◆ Prompt:
Go through the data below and return each line containing the word "Code".

◆ Excerpts from an interface dataset:
★ ★ ★ ★ ★
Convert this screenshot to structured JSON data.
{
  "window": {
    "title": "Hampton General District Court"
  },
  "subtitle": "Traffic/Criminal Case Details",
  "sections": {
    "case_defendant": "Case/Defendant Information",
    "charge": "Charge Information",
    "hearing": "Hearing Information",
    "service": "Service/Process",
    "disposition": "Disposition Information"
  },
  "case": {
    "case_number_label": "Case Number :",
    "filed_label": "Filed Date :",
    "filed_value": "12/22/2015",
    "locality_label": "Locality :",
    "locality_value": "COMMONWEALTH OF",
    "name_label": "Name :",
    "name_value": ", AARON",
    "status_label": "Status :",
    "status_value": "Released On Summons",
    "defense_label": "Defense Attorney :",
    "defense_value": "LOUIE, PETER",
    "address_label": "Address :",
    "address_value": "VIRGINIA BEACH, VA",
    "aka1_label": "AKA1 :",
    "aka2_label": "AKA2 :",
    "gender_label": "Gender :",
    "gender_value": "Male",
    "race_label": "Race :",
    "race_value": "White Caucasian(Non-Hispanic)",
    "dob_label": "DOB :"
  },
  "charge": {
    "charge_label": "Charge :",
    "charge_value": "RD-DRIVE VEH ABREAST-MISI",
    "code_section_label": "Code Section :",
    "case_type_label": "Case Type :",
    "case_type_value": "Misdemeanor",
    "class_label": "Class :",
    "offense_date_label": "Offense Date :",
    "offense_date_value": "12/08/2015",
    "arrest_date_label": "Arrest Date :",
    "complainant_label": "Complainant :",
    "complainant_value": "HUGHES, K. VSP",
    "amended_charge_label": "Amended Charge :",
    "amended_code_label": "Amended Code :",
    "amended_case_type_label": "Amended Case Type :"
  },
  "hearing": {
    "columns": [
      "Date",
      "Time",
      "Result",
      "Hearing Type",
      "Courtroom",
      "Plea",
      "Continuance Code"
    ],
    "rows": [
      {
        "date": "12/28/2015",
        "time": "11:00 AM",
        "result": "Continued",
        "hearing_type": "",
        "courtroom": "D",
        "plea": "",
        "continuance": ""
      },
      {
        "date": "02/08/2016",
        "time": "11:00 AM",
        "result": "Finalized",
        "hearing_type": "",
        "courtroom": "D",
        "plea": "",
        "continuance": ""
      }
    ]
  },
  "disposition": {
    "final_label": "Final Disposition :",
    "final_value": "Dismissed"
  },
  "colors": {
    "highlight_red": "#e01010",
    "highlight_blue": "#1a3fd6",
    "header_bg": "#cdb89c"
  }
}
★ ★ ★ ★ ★
◆ Result of the task:
    "code_section_label": "Code Section :",
    "amended_code_label": "Amended Code :",
      "Continuance Code"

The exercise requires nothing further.